Every year nearly 75 lakh people die in India, and 1.5 to two crore trees are cut for conducting their last rites. To reduce the tree felling, the Indian Council of Agricultural Research's Central Institute for Research on Cotton Technology (CIRCOT) in Mumbai has come up with the idea of 'Green Crematorium' through which the environmental damage and cost of cremation can be reduced.
In India, the agricultural waste that is generated after the crops are harvested is usually burnt. Instead of burning, if this biomass is used for conducting the last rites of the deceased, it can reduce pollution, according to ICAR.
About 300 Kg of wood is required for a funeral when a person dies. The cost of just the wood comes to around ₹5000, but more than that, at least three trees are also cut, reported Loksatta.
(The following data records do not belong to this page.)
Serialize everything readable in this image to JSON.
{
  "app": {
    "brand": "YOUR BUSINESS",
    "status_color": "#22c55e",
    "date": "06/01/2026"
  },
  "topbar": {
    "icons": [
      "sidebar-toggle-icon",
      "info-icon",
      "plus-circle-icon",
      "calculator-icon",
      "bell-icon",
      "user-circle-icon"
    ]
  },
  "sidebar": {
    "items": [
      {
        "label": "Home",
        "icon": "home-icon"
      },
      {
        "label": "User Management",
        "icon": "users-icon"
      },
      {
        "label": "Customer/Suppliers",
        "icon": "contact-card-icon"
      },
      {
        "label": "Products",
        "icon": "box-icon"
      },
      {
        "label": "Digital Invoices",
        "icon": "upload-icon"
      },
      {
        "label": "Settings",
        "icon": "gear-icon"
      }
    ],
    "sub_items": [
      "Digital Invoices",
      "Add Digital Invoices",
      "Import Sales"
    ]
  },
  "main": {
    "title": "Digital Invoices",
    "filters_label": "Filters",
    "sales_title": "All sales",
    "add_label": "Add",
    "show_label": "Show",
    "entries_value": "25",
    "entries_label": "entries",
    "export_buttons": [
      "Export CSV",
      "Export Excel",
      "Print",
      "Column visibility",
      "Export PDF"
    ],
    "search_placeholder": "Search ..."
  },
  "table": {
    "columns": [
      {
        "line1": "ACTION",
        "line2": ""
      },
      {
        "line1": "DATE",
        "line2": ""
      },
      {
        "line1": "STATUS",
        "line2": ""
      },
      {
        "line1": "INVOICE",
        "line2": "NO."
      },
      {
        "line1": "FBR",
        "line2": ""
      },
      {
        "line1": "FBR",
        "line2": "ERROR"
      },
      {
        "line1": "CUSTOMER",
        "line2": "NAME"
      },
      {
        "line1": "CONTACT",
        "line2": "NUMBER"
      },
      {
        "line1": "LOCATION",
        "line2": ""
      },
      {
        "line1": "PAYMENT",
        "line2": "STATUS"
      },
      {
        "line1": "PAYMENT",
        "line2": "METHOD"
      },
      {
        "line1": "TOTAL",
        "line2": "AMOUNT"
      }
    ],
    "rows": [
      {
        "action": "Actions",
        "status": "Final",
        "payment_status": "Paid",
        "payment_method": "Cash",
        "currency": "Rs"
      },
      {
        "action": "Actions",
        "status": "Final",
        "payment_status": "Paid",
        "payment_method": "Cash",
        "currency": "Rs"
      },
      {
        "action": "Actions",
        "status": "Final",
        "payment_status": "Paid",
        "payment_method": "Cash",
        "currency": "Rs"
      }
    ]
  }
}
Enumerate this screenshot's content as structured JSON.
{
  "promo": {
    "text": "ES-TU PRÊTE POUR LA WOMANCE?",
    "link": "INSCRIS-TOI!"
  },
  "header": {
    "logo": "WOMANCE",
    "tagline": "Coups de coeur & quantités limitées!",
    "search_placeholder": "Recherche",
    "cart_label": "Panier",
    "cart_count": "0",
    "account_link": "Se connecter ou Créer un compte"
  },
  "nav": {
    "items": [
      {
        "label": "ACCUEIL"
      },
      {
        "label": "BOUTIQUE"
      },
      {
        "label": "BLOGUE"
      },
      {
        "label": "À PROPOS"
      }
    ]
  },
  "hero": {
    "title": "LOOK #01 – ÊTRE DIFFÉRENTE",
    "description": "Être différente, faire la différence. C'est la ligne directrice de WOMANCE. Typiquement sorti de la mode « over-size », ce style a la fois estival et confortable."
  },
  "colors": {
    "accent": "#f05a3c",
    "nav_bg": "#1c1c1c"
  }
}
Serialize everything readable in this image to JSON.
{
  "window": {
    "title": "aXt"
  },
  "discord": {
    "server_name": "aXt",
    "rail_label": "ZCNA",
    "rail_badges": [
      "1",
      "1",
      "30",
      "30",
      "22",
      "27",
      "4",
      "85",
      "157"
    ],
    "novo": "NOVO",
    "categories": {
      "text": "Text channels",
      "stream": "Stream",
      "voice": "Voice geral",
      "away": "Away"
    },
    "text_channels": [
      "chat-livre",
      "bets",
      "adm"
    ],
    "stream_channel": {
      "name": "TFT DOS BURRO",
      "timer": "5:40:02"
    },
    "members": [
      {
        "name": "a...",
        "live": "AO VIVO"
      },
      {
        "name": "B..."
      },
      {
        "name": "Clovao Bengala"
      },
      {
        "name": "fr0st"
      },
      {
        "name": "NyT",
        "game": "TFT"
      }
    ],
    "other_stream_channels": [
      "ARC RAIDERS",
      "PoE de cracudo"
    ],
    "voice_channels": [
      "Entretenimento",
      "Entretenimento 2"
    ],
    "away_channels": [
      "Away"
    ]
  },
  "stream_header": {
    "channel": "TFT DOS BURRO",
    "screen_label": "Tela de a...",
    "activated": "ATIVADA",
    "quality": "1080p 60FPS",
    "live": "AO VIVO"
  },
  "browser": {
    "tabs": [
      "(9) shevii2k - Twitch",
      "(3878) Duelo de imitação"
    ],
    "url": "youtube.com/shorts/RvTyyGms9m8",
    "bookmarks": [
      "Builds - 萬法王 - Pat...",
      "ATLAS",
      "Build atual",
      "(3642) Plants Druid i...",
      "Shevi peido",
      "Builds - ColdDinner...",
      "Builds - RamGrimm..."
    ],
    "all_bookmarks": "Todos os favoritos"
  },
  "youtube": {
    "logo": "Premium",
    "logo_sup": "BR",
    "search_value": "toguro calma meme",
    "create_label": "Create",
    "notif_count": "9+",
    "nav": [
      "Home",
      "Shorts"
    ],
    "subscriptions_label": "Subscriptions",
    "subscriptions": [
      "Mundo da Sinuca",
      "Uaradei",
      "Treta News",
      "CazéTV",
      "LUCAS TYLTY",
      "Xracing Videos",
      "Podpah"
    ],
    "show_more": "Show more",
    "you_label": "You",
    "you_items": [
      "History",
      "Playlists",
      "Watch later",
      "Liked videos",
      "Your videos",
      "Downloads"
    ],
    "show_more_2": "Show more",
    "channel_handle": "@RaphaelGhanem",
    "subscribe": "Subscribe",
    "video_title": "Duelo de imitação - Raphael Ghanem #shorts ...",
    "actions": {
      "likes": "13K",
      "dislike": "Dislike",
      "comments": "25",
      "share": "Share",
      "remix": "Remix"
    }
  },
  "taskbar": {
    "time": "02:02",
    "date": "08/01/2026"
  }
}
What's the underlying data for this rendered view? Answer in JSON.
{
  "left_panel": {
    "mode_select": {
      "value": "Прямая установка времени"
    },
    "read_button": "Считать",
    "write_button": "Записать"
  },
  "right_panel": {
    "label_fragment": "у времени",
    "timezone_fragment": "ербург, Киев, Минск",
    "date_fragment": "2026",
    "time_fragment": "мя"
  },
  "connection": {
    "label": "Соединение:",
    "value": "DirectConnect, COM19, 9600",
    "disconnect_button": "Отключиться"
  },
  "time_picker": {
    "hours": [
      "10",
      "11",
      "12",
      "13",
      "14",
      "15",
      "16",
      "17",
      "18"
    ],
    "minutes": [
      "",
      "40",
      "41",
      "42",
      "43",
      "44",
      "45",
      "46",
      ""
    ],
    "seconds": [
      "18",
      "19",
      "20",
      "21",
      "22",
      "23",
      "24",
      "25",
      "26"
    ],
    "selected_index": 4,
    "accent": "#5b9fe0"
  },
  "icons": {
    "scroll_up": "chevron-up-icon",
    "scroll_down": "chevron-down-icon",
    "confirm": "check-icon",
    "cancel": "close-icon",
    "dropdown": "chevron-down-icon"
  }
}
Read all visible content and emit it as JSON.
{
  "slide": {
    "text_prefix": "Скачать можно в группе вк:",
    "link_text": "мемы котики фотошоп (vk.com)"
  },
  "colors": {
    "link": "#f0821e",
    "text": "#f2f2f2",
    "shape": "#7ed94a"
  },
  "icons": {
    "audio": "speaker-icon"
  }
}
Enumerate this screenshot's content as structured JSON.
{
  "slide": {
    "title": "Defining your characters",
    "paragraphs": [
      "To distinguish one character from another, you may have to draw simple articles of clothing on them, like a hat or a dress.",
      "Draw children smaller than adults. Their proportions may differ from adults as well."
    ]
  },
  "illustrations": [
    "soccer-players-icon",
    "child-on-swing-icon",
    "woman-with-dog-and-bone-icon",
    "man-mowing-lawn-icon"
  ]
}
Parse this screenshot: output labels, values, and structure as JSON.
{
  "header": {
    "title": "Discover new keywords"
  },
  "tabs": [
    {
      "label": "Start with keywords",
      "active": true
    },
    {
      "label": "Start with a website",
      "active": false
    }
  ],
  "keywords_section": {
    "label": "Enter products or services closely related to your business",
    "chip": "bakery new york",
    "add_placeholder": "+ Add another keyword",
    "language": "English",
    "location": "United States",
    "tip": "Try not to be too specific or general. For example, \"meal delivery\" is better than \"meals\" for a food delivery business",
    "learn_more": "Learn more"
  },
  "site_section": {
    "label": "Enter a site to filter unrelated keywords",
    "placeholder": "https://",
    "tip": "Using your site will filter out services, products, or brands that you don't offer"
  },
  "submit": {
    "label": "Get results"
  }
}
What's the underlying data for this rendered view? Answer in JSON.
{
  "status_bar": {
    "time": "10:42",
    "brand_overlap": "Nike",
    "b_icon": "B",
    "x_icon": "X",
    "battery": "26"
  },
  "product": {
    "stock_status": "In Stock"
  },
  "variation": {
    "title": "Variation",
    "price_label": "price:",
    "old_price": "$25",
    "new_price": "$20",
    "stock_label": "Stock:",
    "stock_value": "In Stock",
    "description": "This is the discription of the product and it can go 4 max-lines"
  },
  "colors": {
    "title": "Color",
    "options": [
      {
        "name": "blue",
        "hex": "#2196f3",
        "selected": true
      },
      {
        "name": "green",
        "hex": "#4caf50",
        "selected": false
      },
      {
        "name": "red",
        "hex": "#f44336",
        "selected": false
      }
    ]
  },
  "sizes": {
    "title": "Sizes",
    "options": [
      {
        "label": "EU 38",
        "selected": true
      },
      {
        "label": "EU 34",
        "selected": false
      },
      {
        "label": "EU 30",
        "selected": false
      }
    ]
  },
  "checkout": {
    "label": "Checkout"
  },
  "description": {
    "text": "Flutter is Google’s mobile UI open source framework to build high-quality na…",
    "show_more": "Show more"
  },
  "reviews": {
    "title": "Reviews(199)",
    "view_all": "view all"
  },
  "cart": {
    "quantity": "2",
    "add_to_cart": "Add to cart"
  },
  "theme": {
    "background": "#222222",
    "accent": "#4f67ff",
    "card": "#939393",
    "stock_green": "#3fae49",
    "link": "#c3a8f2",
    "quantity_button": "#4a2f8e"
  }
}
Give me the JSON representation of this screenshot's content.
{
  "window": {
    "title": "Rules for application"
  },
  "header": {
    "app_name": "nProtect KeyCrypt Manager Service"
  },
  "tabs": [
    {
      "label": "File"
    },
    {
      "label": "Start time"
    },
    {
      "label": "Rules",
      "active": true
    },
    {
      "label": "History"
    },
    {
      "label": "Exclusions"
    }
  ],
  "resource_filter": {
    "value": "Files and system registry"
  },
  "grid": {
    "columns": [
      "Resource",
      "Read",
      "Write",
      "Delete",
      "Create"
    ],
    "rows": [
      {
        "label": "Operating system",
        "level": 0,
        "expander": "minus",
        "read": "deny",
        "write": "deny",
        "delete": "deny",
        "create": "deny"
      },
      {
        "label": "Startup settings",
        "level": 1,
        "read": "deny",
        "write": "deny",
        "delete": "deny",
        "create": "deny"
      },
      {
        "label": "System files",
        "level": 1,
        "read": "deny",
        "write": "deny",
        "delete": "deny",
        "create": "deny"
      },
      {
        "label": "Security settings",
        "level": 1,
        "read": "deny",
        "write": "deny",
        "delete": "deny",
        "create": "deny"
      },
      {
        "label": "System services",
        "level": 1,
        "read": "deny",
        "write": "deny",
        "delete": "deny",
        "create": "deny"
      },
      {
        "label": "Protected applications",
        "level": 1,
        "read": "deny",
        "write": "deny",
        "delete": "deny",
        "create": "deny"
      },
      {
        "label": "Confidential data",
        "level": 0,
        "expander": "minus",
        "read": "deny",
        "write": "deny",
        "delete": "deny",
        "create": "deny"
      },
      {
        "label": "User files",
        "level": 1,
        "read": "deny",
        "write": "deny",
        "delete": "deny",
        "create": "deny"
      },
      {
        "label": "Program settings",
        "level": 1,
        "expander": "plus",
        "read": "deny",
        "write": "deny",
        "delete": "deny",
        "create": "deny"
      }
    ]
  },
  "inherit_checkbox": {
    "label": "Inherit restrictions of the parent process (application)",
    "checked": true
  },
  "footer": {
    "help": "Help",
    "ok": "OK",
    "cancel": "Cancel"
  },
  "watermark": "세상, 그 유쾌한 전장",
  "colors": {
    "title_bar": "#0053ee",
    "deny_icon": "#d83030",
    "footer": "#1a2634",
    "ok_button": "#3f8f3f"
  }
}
ICAR-CIRCOT has come up with the concept to collect weeds and other wastage from the field after harvest and use them for conducting the last rites. For this, the waste biomass can be purchased from the farmers who usually incinerate it.
If this option is adopted, the cost of cremation might be reduced, tree felling can be stopped, and it could also provide some income to the farmers.
The institute has also developed cremation rooms that are equipped with blowers. The rooms can be reused after six to eight hours, unlike cremations using wooden logs that require at least 10 to 12 hours to burn out completely.
The ICAR would soon be making logs from dung and farm weeds. Funeral through such means would cost around ₹2000. With the surge in deaths amid the second wave of the pandemic, a green crematorium can not only cut the cost of funerals but also prevent damage to the environment.